PROBLEM TO SOLVE ::
Reproduce the data exactly. Omit no record.

Extracted data entries:
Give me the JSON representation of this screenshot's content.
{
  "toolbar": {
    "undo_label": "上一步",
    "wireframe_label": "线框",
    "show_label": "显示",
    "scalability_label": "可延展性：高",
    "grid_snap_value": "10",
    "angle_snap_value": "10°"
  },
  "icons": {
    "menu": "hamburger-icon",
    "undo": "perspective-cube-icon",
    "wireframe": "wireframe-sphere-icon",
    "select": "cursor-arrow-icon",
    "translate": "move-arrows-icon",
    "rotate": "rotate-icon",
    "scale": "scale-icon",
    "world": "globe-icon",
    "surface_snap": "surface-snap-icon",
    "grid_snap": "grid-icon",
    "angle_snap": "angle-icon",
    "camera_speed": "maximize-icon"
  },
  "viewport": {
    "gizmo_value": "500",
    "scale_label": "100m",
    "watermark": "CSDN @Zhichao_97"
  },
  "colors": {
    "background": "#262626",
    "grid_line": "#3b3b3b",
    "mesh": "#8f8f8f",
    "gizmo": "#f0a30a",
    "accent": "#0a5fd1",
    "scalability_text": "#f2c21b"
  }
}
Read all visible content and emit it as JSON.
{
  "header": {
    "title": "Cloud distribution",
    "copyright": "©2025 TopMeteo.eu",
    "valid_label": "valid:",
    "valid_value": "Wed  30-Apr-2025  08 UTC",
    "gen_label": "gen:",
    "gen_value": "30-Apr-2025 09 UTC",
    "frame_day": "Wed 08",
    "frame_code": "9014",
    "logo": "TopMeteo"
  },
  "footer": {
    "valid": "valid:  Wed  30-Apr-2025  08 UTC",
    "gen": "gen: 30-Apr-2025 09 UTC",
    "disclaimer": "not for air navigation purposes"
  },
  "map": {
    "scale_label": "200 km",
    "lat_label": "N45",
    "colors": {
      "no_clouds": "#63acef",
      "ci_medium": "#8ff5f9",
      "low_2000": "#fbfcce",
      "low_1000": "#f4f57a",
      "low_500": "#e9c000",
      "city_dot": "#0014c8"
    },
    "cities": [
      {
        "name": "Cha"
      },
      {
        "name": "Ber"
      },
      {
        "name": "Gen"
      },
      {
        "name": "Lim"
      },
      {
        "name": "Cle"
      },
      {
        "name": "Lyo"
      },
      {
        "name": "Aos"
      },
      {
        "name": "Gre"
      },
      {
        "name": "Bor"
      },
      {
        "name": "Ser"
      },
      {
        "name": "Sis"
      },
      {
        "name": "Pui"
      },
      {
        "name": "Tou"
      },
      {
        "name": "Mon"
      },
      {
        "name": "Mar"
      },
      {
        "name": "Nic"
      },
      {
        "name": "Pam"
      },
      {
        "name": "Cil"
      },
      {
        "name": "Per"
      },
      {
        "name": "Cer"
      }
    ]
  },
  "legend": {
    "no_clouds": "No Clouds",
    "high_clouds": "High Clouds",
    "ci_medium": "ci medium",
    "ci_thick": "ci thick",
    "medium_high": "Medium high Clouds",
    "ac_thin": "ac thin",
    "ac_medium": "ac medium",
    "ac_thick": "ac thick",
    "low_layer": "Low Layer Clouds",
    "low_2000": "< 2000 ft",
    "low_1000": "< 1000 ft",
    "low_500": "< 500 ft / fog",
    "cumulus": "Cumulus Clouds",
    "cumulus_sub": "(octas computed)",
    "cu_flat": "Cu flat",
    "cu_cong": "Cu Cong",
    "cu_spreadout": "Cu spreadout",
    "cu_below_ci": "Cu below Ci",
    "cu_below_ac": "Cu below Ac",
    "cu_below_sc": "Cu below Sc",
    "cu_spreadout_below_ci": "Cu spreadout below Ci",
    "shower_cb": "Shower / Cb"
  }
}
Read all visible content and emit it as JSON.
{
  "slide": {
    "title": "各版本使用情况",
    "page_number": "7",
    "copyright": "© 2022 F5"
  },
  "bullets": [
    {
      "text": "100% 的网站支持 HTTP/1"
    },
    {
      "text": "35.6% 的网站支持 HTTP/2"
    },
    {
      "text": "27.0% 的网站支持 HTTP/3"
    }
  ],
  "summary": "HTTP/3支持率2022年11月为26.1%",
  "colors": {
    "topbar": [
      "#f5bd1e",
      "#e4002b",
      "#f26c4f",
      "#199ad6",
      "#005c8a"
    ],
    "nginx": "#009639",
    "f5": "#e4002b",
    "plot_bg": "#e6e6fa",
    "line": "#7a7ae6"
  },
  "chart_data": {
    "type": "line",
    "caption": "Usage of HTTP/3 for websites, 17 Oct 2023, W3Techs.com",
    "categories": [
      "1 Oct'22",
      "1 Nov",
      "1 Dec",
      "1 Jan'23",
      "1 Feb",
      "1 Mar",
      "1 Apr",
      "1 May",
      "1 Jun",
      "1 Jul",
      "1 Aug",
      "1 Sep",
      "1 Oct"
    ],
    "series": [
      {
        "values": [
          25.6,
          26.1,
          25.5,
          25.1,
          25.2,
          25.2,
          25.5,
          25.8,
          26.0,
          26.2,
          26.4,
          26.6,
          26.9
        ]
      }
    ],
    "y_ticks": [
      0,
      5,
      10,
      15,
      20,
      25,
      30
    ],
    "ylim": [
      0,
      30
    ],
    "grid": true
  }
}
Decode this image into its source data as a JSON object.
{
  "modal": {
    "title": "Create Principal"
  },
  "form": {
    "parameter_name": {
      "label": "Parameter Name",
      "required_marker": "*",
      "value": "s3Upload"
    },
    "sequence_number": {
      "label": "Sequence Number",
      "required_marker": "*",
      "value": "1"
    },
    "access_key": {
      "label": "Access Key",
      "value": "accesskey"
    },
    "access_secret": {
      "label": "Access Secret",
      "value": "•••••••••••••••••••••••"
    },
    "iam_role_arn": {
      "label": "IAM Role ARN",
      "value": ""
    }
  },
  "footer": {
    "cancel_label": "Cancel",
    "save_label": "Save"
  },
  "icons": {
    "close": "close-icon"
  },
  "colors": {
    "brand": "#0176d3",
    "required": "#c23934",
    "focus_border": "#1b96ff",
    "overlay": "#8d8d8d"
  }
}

ANSWER SPACE ::
Give me the JSON representation of this screenshot's content.
{
  "toolbar": {
    "undo_label": "上一步",
    "wireframe_label": "线框",
    "show_label": "显示",
    "scalability_label": "可延展性：高",
    "grid_snap_value": "10",
    "angle_snap_value": "10°"
  },
  "icons": {
    "menu": "hamburger-icon",
    "undo": "perspective-cube-icon",
    "wireframe": "wireframe-sphere-icon",
    "select": "cursor-arrow-icon",
    "translate": "move-arrows-icon",
    "rotate": "rotate-icon",
    "scale": "scale-icon",
    "world": "globe-icon",
    "surface_snap": "surface-snap-icon",
    "grid_snap": "grid-icon",
    "angle_snap": "angle-icon",
    "camera_speed": "maximize-icon"
  },
  "viewport": {
    "gizmo_value": "500",
    "scale_label": "100m",
    "watermark": "CSDN @Zhichao_97"
  },
  "colors": {
    "background": "#262626",
    "grid_line": "#3b3b3b",
    "mesh": "#8f8f8f",
    "gizmo": "#f0a30a",
    "accent": "#0a5fd1",
    "scalability_text": "#f2c21b"
  }
}
Read all visible content and emit it as JSON.
{
  "header": {
    "title": "Cloud distribution",
    "copyright": "©2025 TopMeteo.eu",
    "valid_label": "valid:",
    "valid_value": "Wed  30-Apr-2025  08 UTC",
    "gen_label": "gen:",
    "gen_value": "30-Apr-2025 09 UTC",
    "frame_day": "Wed 08",
    "frame_code": "9014",
    "logo": "TopMeteo"
  },
  "footer": {
    "valid": "valid:  Wed  30-Apr-2025  08 UTC",
    "gen": "gen: 30-Apr-2025 09 UTC",
    "disclaimer": "not for air navigation purposes"
  },
  "map": {
    "scale_label": "200 km",
    "lat_label": "N45",
    "colors": {
      "no_clouds": "#63acef",
      "ci_medium": "#8ff5f9",
      "low_2000": "#fbfcce",
      "low_1000": "#f4f57a",
      "low_500": "#e9c000",
      "city_dot": "#0014c8"
    },
    "cities": [
      {
        "name": "Cha"
      },
      {
        "name": "Ber"
      },
      {
        "name": "Gen"
      },
      {
        "name": "Lim"
      },
      {
        "name": "Cle"
      },
      {
        "name": "Lyo"
      },
      {
        "name": "Aos"
      },
      {
        "name": "Gre"
      },
      {
        "name": "Bor"
      },
      {
        "name": "Ser"
      },
      {
        "name": "Sis"
      },
      {
        "name": "Pui"
      },
      {
        "name": "Tou"
      },
      {
        "name": "Mon"
      },
      {
        "name": "Mar"
      },
      {
        "name": "Nic"
      },
      {
        "name": "Pam"
      },
      {
        "name": "Cil"
      },
      {
        "name": "Per"
      },
      {
        "name": "Cer"
      }
    ]
  },
  "legend": {
    "no_clouds": "No Clouds",
    "high_clouds": "High Clouds",
    "ci_medium": "ci medium",
    "ci_thick": "ci thick",
    "medium_high": "Medium high Clouds",
    "ac_thin": "ac thin",
    "ac_medium": "ac medium",
    "ac_thick": "ac thick",
    "low_layer": "Low Layer Clouds",
    "low_2000": "< 2000 ft",
    "low_1000": "< 1000 ft",
    "low_500": "< 500 ft / fog",
    "cumulus": "Cumulus Clouds",
    "cumulus_sub": "(octas computed)",
    "cu_flat": "Cu flat",
    "cu_cong": "Cu Cong",
    "cu_spreadout": "Cu spreadout",
    "cu_below_ci": "Cu below Ci",
    "cu_below_ac": "Cu below Ac",
    "cu_below_sc": "Cu below Sc",
    "cu_spreadout_below_ci": "Cu spreadout below Ci",
    "shower_cb": "Shower / Cb"
  }
}
Read all visible content and emit it as JSON.
{
  "slide": {
    "title": "各版本使用情况",
    "page_number": "7",
    "copyright": "© 2022 F5"
  },
  "bullets": [
    {
      "text": "100% 的网站支持 HTTP/1"
    },
    {
      "text": "35.6% 的网站支持 HTTP/2"
    },
    {
      "text": "27.0% 的网站支持 HTTP/3"
    }
  ],
  "summary": "HTTP/3支持率2022年11月为26.1%",
  "colors": {
    "topbar": [
      "#f5bd1e",
      "#e4002b",
      "#f26c4f",
      "#199ad6",
      "#005c8a"
    ],
    "nginx": "#009639",
    "f5": "#e4002b",
    "plot_bg": "#e6e6fa",
    "line": "#7a7ae6"
  },
  "chart_data": {
    "type": "line",
    "caption": "Usage of HTTP/3 for websites, 17 Oct 2023, W3Techs.com",
    "categories": [
      "1 Oct'22",
      "1 Nov",
      "1 Dec",
      "1 Jan'23",
      "1 Feb",
      "1 Mar",
      "1 Apr",
      "1 May",
      "1 Jun",
      "1 Jul",
      "1 Aug",
      "1 Sep",
      "1 Oct"
    ],
    "series": [
      {
        "values": [
          25.6,
          26.1,
          25.5,
          25.1,
          25.2,
          25.2,
          25.5,
          25.8,
          26.0,
          26.2,
          26.4,
          26.6,
          26.9
        ]
      }
    ],
    "y_ticks": [
      0,
      5,
      10,
      15,
      20,
      25,
      30
    ],
    "ylim": [
      0,
      30
    ],
    "grid": true
  }
}
Decode this image into its source data as a JSON object.
{
  "modal": {
    "title": "Create Principal"
  },
  "form": {
    "parameter_name": {
      "label": "Parameter Name",
      "required_marker": "*",
      "value": "s3Upload"
    },
    "sequence_number": {
      "label": "Sequence Number",
      "required_marker": "*",
      "value": "1"
    },
    "access_key": {
      "label": "Access Key",
      "value": "accesskey"
    },
    "access_secret": {
      "label": "Access Secret",
      "value": "•••••••••••••••••••••••"
    },
    "iam_role_arn": {
      "label": "IAM Role ARN",
      "value": ""
    }
  },
  "footer": {
    "cancel_label": "Cancel",
    "save_label": "Save"
  },
  "icons": {
    "close": "close-icon"
  },
  "colors": {
    "brand": "#0176d3",
    "required": "#c23934",
    "focus_border": "#1b96ff",
    "overlay": "#8d8d8d"
  }
}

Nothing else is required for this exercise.